### Website and app data records
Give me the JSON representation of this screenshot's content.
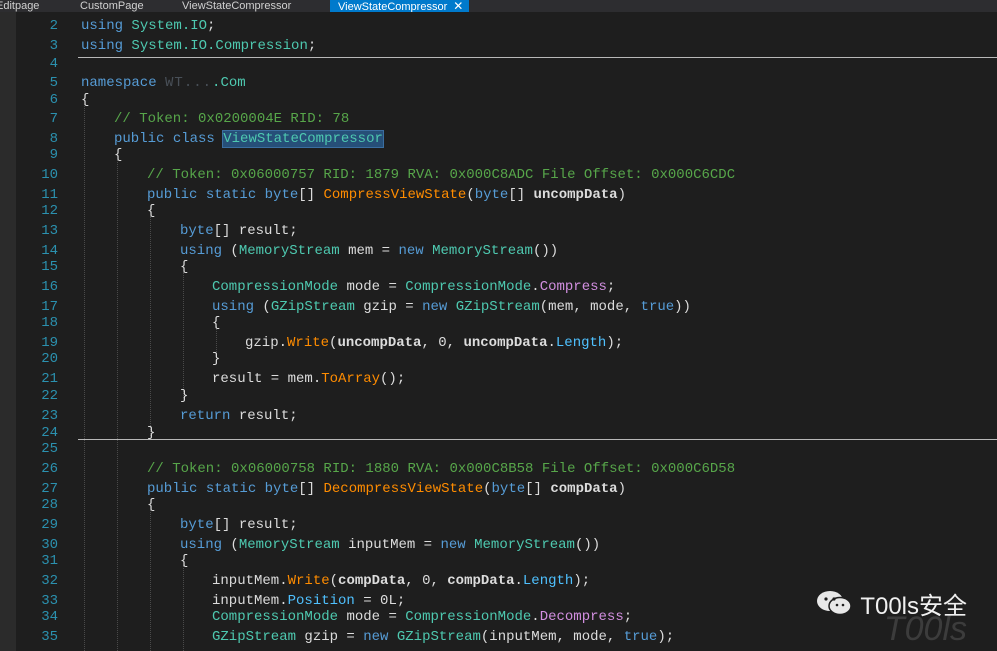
{
  "tabs": [
    {
      "label": "Editpage",
      "active": false
    },
    {
      "label": "CustomPage",
      "active": false
    },
    {
      "label": "ViewStateCompressor",
      "active": false
    },
    {
      "label": "ViewStateCompressor",
      "active": true,
      "close": "✕"
    }
  ],
  "line_numbers": [
    "2",
    "3",
    "4",
    "5",
    "6",
    "7",
    "8",
    "9",
    "10",
    "11",
    "12",
    "13",
    "14",
    "15",
    "16",
    "17",
    "18",
    "19",
    "20",
    "21",
    "22",
    "23",
    "24",
    "25",
    "26",
    "27",
    "28",
    "29",
    "30",
    "31",
    "32",
    "33",
    "34",
    "35"
  ],
  "code": {
    "l2": {
      "kw": "using",
      "ns": "System.IO",
      "end": ";"
    },
    "l3": {
      "kw": "using",
      "ns": "System.IO.Compression",
      "end": ";"
    },
    "l5": {
      "kw": "namespace",
      "blur": "WT...",
      "suffix": ".Com"
    },
    "l6": "{",
    "l7": "// Token: 0x0200004E RID: 78",
    "l8": {
      "kw1": "public",
      "kw2": "class",
      "name": "ViewStateCompressor"
    },
    "l9": "{",
    "l10": "// Token: 0x06000757 RID: 1879 RVA: 0x000C8ADC File Offset: 0x000C6CDC",
    "l11": {
      "kw1": "public",
      "kw2": "static",
      "ty": "byte",
      "br": "[]",
      "method": "CompressViewState",
      "p1": "(",
      "pty": "byte",
      "pbr": "[]",
      "param": "uncompData",
      "p2": ")"
    },
    "l12": "{",
    "l13": {
      "ty": "byte",
      "rest": "[] result;"
    },
    "l14": {
      "kw": "using",
      "a": "(",
      "t1": "MemoryStream",
      "b": "mem =",
      "kw2": "new",
      "t2": "MemoryStream",
      "c": "())"
    },
    "l15": "{",
    "l16": {
      "t1": "CompressionMode",
      "a": "mode =",
      "t2": "CompressionMode",
      "dot": ".",
      "en": "Compress",
      "end": ";"
    },
    "l17": {
      "kw": "using",
      "a": "(",
      "t1": "GZipStream",
      "b": "gzip =",
      "kw2": "new",
      "t2": "GZipStream",
      "c": "(mem, mode,",
      "kw3": "true",
      "d": "))"
    },
    "l18": "{",
    "l19": {
      "a": "gzip.",
      "m": "Write",
      "b": "(",
      "p1": "uncompData",
      "c": ", 0,",
      "p2": "uncompData",
      "d": ".",
      "pr": "Length",
      "e": ");"
    },
    "l20": "}",
    "l21": {
      "a": "result = mem.",
      "m": "ToArray",
      "b": "();"
    },
    "l22": "}",
    "l23": {
      "kw": "return",
      "rest": "result;"
    },
    "l24": "}",
    "l26": "// Token: 0x06000758 RID: 1880 RVA: 0x000C8B58 File Offset: 0x000C6D58",
    "l27": {
      "kw1": "public",
      "kw2": "static",
      "ty": "byte",
      "br": "[]",
      "method": "DecompressViewState",
      "p1": "(",
      "pty": "byte",
      "pbr": "[]",
      "param": "compData",
      "p2": ")"
    },
    "l28": "{",
    "l29": {
      "ty": "byte",
      "rest": "[] result;"
    },
    "l30": {
      "kw": "using",
      "a": "(",
      "t1": "MemoryStream",
      "b": "inputMem =",
      "kw2": "new",
      "t2": "MemoryStream",
      "c": "())"
    },
    "l31": "{",
    "l32": {
      "a": "inputMem.",
      "m": "Write",
      "b": "(",
      "p1": "compData",
      "c": ", 0,",
      "p2": "compData",
      "d": ".",
      "pr": "Length",
      "e": ");"
    },
    "l33": {
      "a": "inputMem.",
      "pr": "Position",
      "b": "= 0L;"
    },
    "l34": {
      "t1": "CompressionMode",
      "a": "mode =",
      "t2": "CompressionMode",
      "dot": ".",
      "en": "Decompress",
      "end": ";"
    },
    "l35": {
      "t1": "GZipStream",
      "a": "gzip =",
      "kw": "new",
      "t2": "GZipStream",
      "b": "(inputMem, mode,",
      "kw2": "true",
      "c": ");"
    }
  },
  "watermark": {
    "text": "T00ls安全",
    "bg": "T00ls"
  },
  "colors": {
    "background": "#1e1e1e",
    "keyword": "#569cd6",
    "type": "#4ec9b0",
    "comment": "#57a64a",
    "method": "#ff8c00",
    "line_number": "#2b91af",
    "tab_active": "#007acc"
  }
}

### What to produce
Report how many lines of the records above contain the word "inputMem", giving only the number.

### Output of the task
4